(Excerpts from an interface dataset)

┏━━

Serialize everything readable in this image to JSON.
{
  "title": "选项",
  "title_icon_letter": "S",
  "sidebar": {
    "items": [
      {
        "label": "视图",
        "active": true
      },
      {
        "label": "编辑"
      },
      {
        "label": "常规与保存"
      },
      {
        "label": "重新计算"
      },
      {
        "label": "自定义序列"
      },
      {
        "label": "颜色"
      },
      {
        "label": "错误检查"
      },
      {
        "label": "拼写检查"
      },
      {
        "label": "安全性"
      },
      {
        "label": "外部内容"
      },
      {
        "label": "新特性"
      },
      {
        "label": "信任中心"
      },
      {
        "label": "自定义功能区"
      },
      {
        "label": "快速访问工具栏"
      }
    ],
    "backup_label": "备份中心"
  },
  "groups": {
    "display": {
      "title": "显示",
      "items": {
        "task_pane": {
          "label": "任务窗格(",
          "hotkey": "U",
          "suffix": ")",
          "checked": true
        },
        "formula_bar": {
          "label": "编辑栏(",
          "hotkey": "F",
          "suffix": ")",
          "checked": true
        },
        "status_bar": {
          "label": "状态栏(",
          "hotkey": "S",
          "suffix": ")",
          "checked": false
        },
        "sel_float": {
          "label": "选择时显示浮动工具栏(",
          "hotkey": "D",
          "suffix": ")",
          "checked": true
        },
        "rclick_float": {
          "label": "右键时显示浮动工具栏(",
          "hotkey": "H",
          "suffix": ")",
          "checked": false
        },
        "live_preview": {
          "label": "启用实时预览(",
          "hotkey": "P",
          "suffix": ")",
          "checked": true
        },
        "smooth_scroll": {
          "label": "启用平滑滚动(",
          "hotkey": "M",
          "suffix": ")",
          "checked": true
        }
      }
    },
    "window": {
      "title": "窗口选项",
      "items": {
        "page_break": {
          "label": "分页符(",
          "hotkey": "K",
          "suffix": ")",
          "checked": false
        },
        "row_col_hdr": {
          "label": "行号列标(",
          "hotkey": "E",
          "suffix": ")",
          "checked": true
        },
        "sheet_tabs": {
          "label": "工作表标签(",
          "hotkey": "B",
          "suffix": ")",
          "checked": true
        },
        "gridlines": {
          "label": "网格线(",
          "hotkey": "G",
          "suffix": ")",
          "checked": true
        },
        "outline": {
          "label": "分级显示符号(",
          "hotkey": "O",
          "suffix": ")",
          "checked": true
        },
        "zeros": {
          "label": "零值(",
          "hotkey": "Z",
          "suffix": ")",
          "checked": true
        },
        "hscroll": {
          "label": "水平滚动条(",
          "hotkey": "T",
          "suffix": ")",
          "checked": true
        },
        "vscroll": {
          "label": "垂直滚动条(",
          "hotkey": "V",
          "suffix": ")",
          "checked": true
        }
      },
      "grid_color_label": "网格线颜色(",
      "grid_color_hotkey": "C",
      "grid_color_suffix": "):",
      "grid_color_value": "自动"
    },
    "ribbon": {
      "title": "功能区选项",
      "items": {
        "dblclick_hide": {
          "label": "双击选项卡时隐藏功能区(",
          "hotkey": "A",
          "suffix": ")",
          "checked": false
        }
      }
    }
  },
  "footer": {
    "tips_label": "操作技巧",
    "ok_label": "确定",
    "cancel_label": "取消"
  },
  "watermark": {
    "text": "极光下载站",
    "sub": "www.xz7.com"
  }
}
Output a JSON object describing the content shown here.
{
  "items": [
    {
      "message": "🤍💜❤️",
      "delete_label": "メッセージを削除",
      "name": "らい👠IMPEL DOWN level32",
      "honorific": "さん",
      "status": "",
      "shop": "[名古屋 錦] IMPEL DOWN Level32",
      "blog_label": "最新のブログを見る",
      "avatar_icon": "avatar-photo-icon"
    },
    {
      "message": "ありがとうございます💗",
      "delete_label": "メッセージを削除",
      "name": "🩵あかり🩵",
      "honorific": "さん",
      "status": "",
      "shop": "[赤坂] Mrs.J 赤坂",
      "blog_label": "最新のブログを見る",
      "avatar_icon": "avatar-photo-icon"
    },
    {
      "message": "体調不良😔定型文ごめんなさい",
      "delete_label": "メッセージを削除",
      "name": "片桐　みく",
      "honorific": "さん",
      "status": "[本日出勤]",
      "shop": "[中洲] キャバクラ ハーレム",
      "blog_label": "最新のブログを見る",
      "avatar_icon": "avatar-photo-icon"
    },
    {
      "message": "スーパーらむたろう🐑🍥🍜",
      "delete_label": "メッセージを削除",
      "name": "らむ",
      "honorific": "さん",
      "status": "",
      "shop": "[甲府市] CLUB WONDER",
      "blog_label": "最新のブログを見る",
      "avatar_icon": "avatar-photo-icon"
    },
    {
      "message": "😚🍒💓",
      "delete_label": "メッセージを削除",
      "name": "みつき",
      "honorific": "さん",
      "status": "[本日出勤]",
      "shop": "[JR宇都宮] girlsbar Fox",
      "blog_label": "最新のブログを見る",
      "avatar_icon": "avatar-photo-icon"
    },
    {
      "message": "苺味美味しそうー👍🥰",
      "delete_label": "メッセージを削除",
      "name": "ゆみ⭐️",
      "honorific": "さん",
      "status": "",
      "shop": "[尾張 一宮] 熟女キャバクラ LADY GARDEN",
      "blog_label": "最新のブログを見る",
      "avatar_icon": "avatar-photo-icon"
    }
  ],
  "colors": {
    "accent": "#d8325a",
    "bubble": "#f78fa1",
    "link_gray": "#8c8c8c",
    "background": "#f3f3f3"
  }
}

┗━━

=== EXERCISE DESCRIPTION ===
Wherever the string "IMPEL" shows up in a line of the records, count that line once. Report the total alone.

=== ANSWER TO THIS PROBLEM ===
2